During the last twenty years, as the externalist view has come to dominate the history of science, no better case for the influence of social forces on scientific discovery has been constructed than for Darwinism. After all, Darwin himself started the whole thing by telling us that he got the idea for the universal Struggle for Existence from reading Malthus’s famous tract against the old Poor Law. To the extent that any hypothesis about history can be said to be clearly true, the claim that Darwin’s view of the natural economy comes out of his understanding of political economy is clearly true, at least in the view of those who do history of science for a living.

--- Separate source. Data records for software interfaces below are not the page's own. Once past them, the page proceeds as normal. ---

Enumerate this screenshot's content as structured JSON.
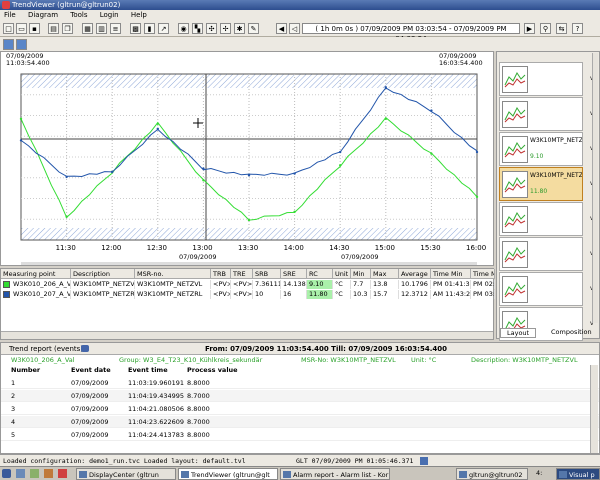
{
  "window": {
    "title": "TrendViewer (gltrun@gltrun02)"
  },
  "menu": [
    "File",
    "Diagram",
    "Tools",
    "Login",
    "Help"
  ],
  "toolbar": {
    "time_range": "( 1h 0m 0s ) 07/09/2009 PM 03:03:54 - 07/09/2009 PM 04:03:54"
  },
  "chart": {
    "start_date": "07/09/2009",
    "start_time": "11:03:54.400",
    "end_date": "07/09/2009",
    "end_time": "16:03:54.400",
    "x_ticks": [
      "11:30",
      "12:00",
      "12:30",
      "13:00",
      "13:30",
      "14:00",
      "14:30",
      "15:00",
      "15:30",
      "16:00"
    ],
    "x_date_1": "07/09/2009",
    "x_date_2": "07/09/2009",
    "colors": {
      "series1": "#33dd33",
      "series2": "#2255aa"
    }
  },
  "chart_data": {
    "type": "line",
    "x": [
      "11:03",
      "11:30",
      "12:00",
      "12:30",
      "13:00",
      "13:30",
      "14:00",
      "14:30",
      "15:00",
      "15:30",
      "16:00"
    ],
    "series": [
      {
        "name": "W3K010_206_A_Val",
        "values": [
          13.8,
          7.9,
          10.6,
          13.5,
          10.1,
          7.7,
          8.2,
          11.0,
          13.8,
          11.7,
          9.1
        ]
      },
      {
        "name": "W3K010_207_A_Val",
        "values": [
          12.5,
          10.3,
          10.6,
          13.2,
          10.8,
          10.4,
          10.5,
          11.8,
          15.7,
          14.3,
          11.8
        ]
      }
    ],
    "grid": true
  },
  "table": {
    "headers": [
      "Measuring point",
      "Description",
      "MSR-no.",
      "TRB",
      "TRE",
      "SRB",
      "SRE",
      "RC",
      "Unit",
      "Min",
      "Max",
      "Average",
      "Time Min",
      "Time M"
    ],
    "rows": [
      [
        "W3K010_206_A_Val",
        "W3K10MTP_NETZVL",
        "W3K10MTP_NETZVL",
        "<PV>",
        "<PV>",
        "7.36111",
        "14.1389",
        "9.10",
        "°C",
        "7.7",
        "13.8",
        "10.1796",
        "PM 01:41:37",
        "PM 02:4"
      ],
      [
        "W3K010_207_A_Val",
        "W3K10MTP_NETZRL",
        "W3K10MTP_NETZRL",
        "<PV>",
        "<PV>",
        "10",
        "16",
        "11.80",
        "°C",
        "10.3",
        "15.7",
        "12.3712",
        "AM 11:43:27",
        "PM 03:4"
      ]
    ]
  },
  "side_panel": {
    "thumbs": [
      {
        "name": "",
        "value": "",
        "right": "v"
      },
      {
        "name": "",
        "value": "",
        "right": "v"
      },
      {
        "name": "W3K10MTP_NETZVL",
        "value": "9.10",
        "right": "v"
      },
      {
        "name": "W3K10MTP_NETZRL",
        "value": "11.80",
        "right": "v"
      },
      {
        "name": "",
        "value": "",
        "right": "v"
      },
      {
        "name": "",
        "value": "",
        "right": "v"
      },
      {
        "name": "",
        "value": "",
        "right": "v"
      },
      {
        "name": "",
        "value": "",
        "right": "v"
      }
    ],
    "tabs": [
      "Layout",
      "Composition"
    ]
  },
  "events": {
    "title": "Trend report (events)",
    "range_label": "From: 07/09/2009 11:03:54.400 Till: 07/09/2009 16:03:54.400",
    "info": [
      "W3K010_206_A_Val",
      "Group: W3_E4_T23_K10_Kühlkreis_sekundär",
      "MSR-No: W3K10MTP_NETZVL",
      "Unit: °C",
      "Description: W3K10MTP_NETZVL"
    ],
    "columns": [
      "Number",
      "Event date",
      "Event time",
      "Process value"
    ],
    "rows": [
      [
        "1",
        "07/09/2009",
        "11:03:19.960191",
        "8.8000"
      ],
      [
        "2",
        "07/09/2009",
        "11:04:19.434995",
        "8.7000"
      ],
      [
        "3",
        "07/09/2009",
        "11:04:21.080506",
        "8.8000"
      ],
      [
        "4",
        "07/09/2009",
        "11:04:23.622609",
        "8.7000"
      ],
      [
        "5",
        "07/09/2009",
        "11:04:24.413783",
        "8.8000"
      ]
    ]
  },
  "status": {
    "left": "Loaded configuration: demo1_run.tvc Loaded layout: default.tvl",
    "right": "GLT 07/09/2009 PM 01:05:46.371"
  },
  "taskbar": {
    "items": [
      "DisplayCenter (gltrun",
      "TrendViewer (gltrun@glt",
      "Alarm report - Alarm list - Kor",
      "gltrun@gltrun02",
      "Visual p"
    ],
    "clock": "4:"
  }
}
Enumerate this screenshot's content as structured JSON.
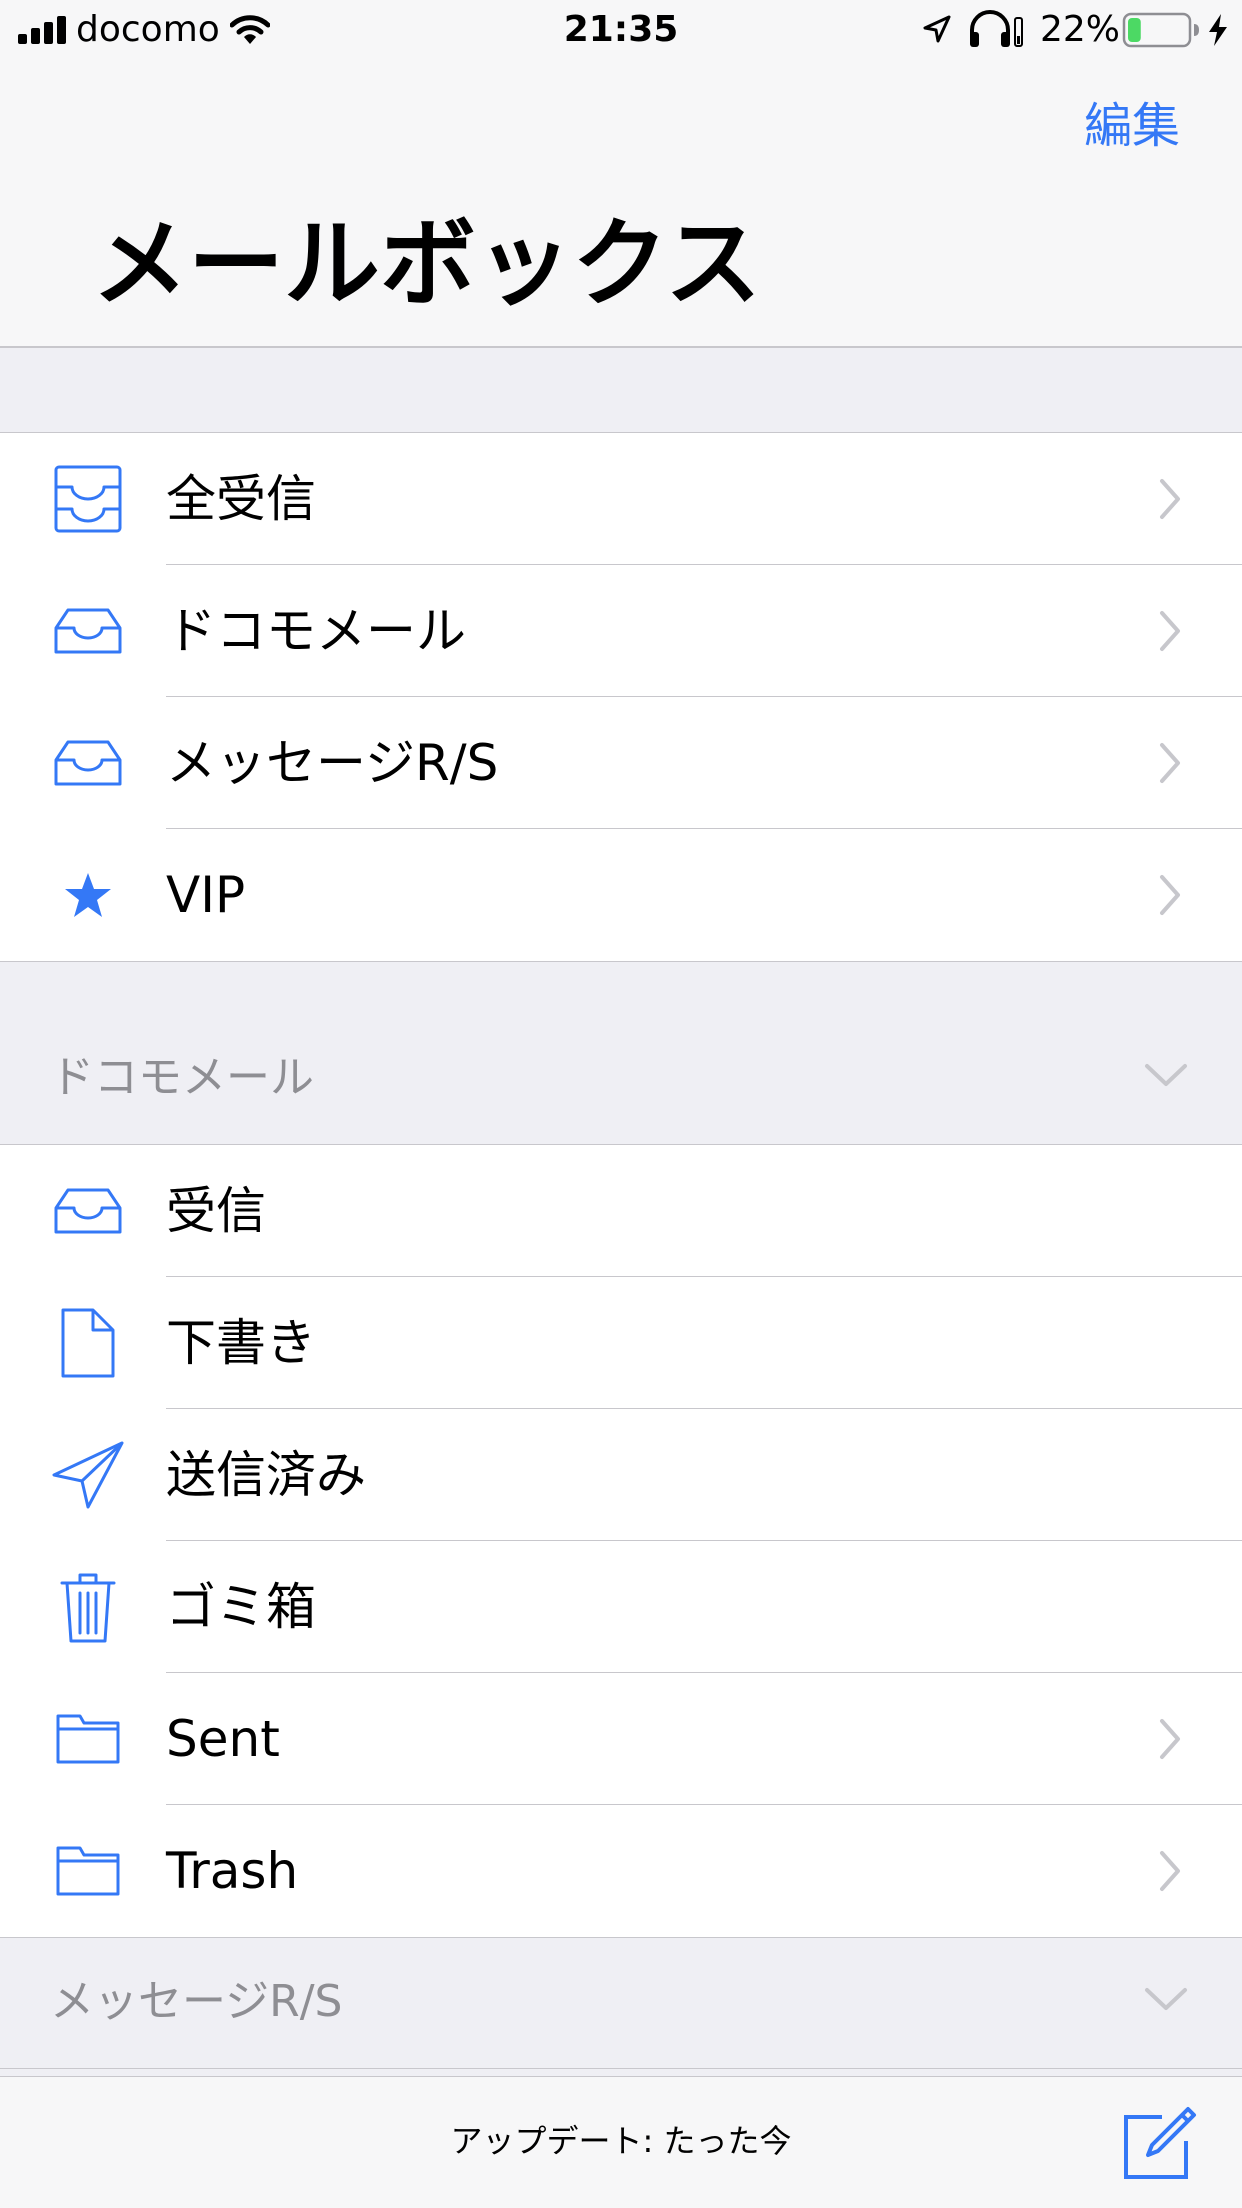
{
  "status_bar": {
    "carrier": "docomo",
    "time": "21:35",
    "battery_percent": "22%",
    "battery_level": 0.22,
    "icons": [
      "signal-icon",
      "wifi-icon",
      "location-icon",
      "headphones-icon",
      "battery-icon",
      "charging-icon"
    ]
  },
  "header": {
    "edit_label": "編集",
    "title": "メールボックス"
  },
  "mailboxes": [
    {
      "label": "全受信",
      "icon": "all-inboxes-icon",
      "chevron": true
    },
    {
      "label": "ドコモメール",
      "icon": "inbox-icon",
      "chevron": true
    },
    {
      "label": "メッセージR/S",
      "icon": "inbox-icon",
      "chevron": true
    },
    {
      "label": "VIP",
      "icon": "star-icon",
      "chevron": true
    }
  ],
  "docomo_section": {
    "title": "ドコモメール",
    "items": [
      {
        "label": "受信",
        "icon": "inbox-icon",
        "chevron": false
      },
      {
        "label": "下書き",
        "icon": "document-icon",
        "chevron": false
      },
      {
        "label": "送信済み",
        "icon": "paper-plane-icon",
        "chevron": false
      },
      {
        "label": "ゴミ箱",
        "icon": "trash-icon",
        "chevron": false
      },
      {
        "label": "Sent",
        "icon": "folder-icon",
        "chevron": true
      },
      {
        "label": "Trash",
        "icon": "folder-icon",
        "chevron": true
      }
    ]
  },
  "message_rs_section": {
    "title": "メッセージR/S"
  },
  "toolbar": {
    "update_text": "アップデート: たった今",
    "compose_icon": "compose-icon"
  },
  "colors": {
    "accent": "#3478f6",
    "battery_fill": "#4cd964",
    "secondary_text": "#8e8e93",
    "separator": "#c8c7cc",
    "grouped_background": "#efeff4"
  }
}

It may be that what is bothering Perutz is the thought that the truth of Darwin’s theory is somehow being impeached when its origins are revealed. But no one with a vestige of understanding of elementary questions in philosophy would confuse the context of discovery with the context of justification (certainly not Marx, who had a doctorate in philosophy, and who thought Darwin was right about evolution).
Marxism may indeed be dead in Eastern Europe, but as “bourgeois” intellectual tradition becomes dominant, students will be taught on the banks of the Vltava and Vistula, as they are on the Charles and the Cam, that “Darwin’s theory of evolution by natural selection is obviously nineteenth-century capitalism writ large, and his immersion in the social relations of a rising bourgeoisie had an overwhelming effect on the content of his theory.”
Which, of course, provokes another question: does Frank understand that his appropriation of Darwin is twenty-first-century capitalism writ large, based on his immersion in the social relations of a bourgeoisie that both created and profited from the Second Great Depression?